<<<<
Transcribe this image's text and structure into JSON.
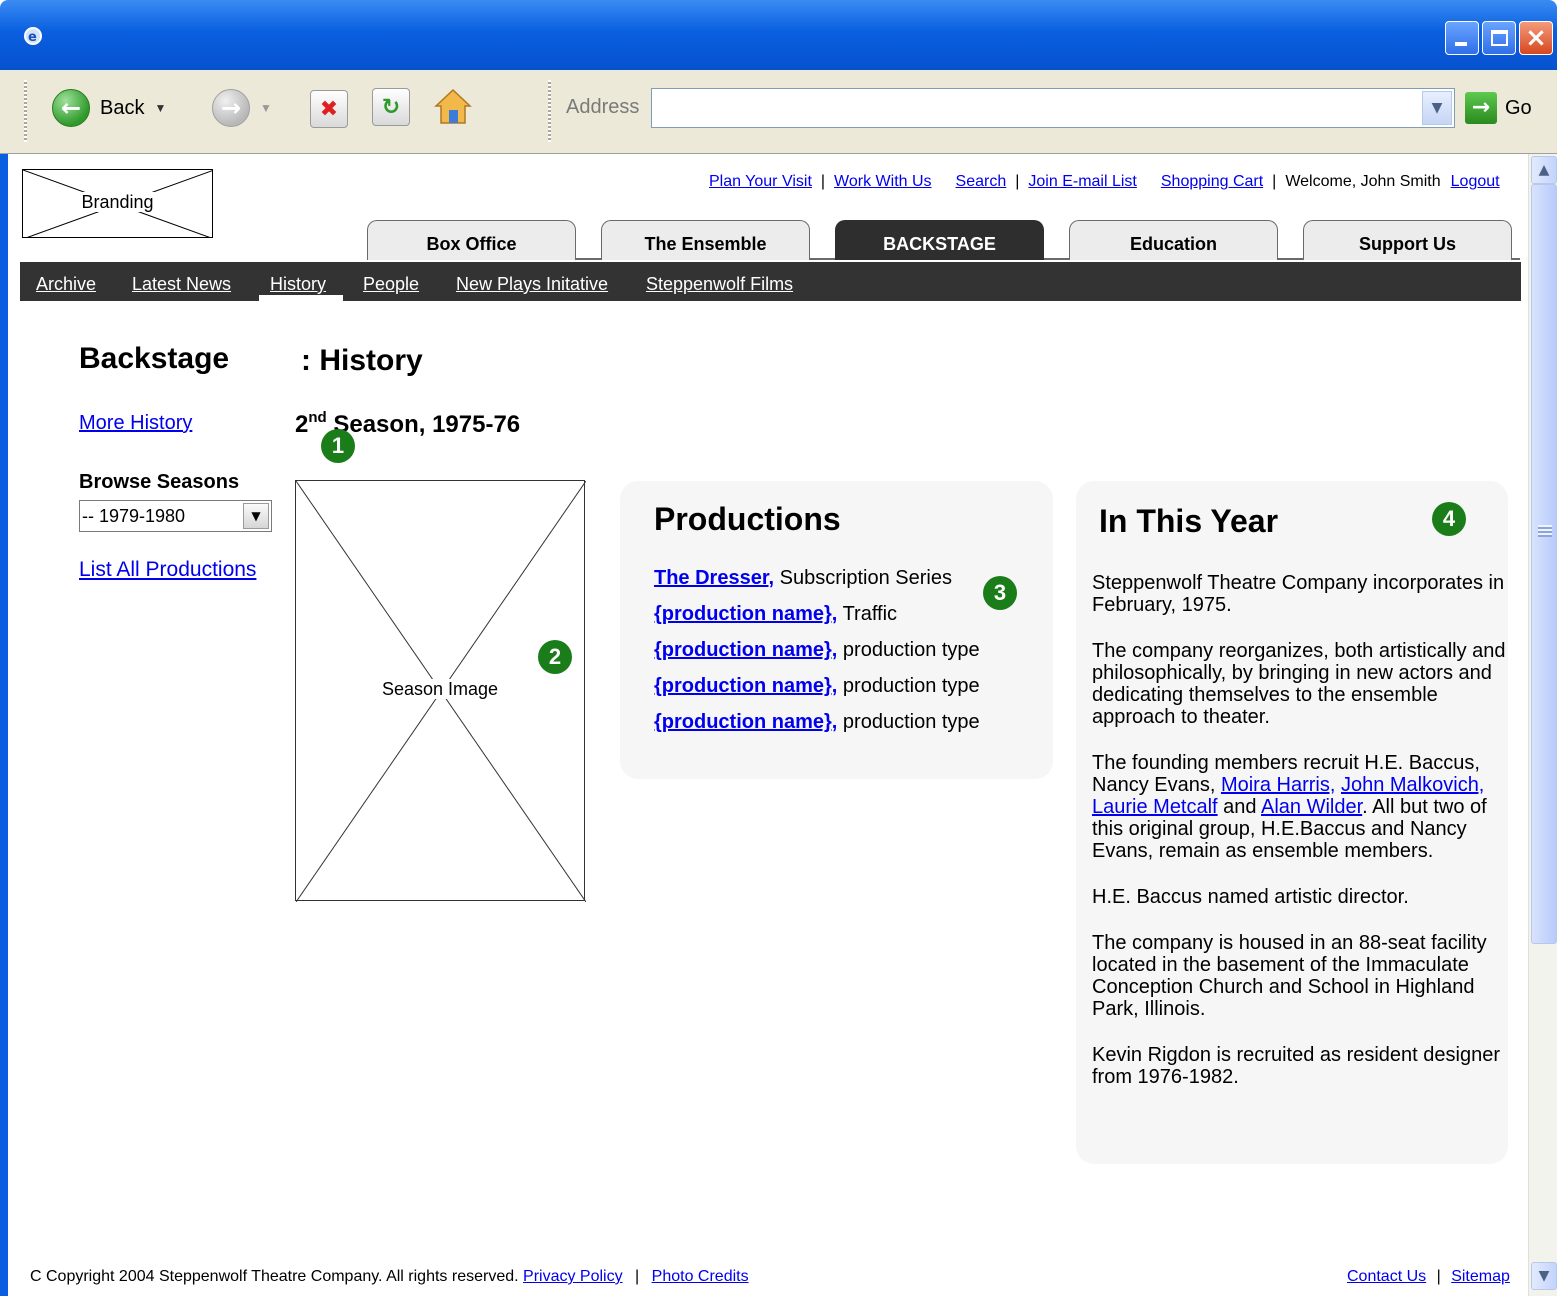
{
  "browser": {
    "back_label": "Back",
    "address_label": "Address",
    "address_value": "",
    "go_label": "Go"
  },
  "branding": {
    "label": "Branding"
  },
  "utility_nav": {
    "plan_visit": "Plan Your Visit",
    "work_with_us": "Work With Us",
    "search": "Search",
    "join_email": "Join E-mail List",
    "shopping_cart": "Shopping Cart",
    "welcome": "Welcome, John Smith",
    "logout": "Logout"
  },
  "tabs": [
    "Box Office",
    "The Ensemble",
    "BACKSTAGE",
    "Education",
    "Support Us"
  ],
  "subnav": [
    "Archive",
    "Latest News",
    "History",
    "People",
    "New Plays Initative",
    "Steppenwolf Films"
  ],
  "page": {
    "section_title": "Backstage",
    "page_title": ": History",
    "more_history": "More History",
    "season_title_num": "2",
    "season_title_sup": "nd",
    "season_title_rest": " Season, 1975-76",
    "browse_label": "Browse Seasons",
    "browse_value": "-- 1979-1980",
    "list_all": "List All Productions",
    "season_image_label": "Season Image"
  },
  "productions": {
    "title": "Productions",
    "items": [
      {
        "name": "The Dresser,",
        "type": "Subscription Series"
      },
      {
        "name": "{production name},",
        "type": "Traffic"
      },
      {
        "name": "{production name},",
        "type": "production type"
      },
      {
        "name": "{production name},",
        "type": "production type"
      },
      {
        "name": "{production name},",
        "type": "production type"
      }
    ]
  },
  "in_this_year": {
    "title": "In This Year",
    "p1": "Steppenwolf Theatre Company incorporates in February, 1975.",
    "p2": "The company reorganizes, both artistically and philosophically, by bringing in new actors and dedicating themselves to the ensemble approach to theater.",
    "p3_start": "The founding members recruit H.E. Baccus, Nancy Evans, ",
    "p3_link1": "Moira Harris,",
    "p3_link2": "John Malkovich,",
    "p3_link3": "Laurie Metcalf",
    "p3_and": " and ",
    "p3_link4": "Alan Wilder",
    "p3_end": ". All but two of this original group, H.E.Baccus and Nancy Evans, remain as ensemble members.",
    "p4": "H.E. Baccus named artistic director.",
    "p5": "The company is housed in an 88-seat facility located in the basement of the Immaculate Conception Church and School in Highland Park, Illinois.",
    "p6": "Kevin Rigdon is recruited as resident designer from 1976-1982."
  },
  "markers": [
    "1",
    "2",
    "3",
    "4"
  ],
  "footer": {
    "copyright": "C Copyright 2004 Steppenwolf Theatre Company. All rights reserved.",
    "privacy": "Privacy Policy",
    "photo_credits": "Photo Credits",
    "contact": "Contact Us",
    "sitemap": "Sitemap"
  },
  "colors": {
    "title_bar": "#0a5fe0",
    "link": "#0000ee",
    "marker": "#1a7d1a",
    "subnav_bg": "#333333",
    "active_tab": "#2e2e2e"
  }
}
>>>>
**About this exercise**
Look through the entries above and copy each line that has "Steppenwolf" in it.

**Output**
    "Steppenwolf Films"
    "p1": "Steppenwolf Theatre Company incorporates in February, 1975.",
    "copyright": "C Copyright 2004 Steppenwolf Theatre Company. All rights reserved.",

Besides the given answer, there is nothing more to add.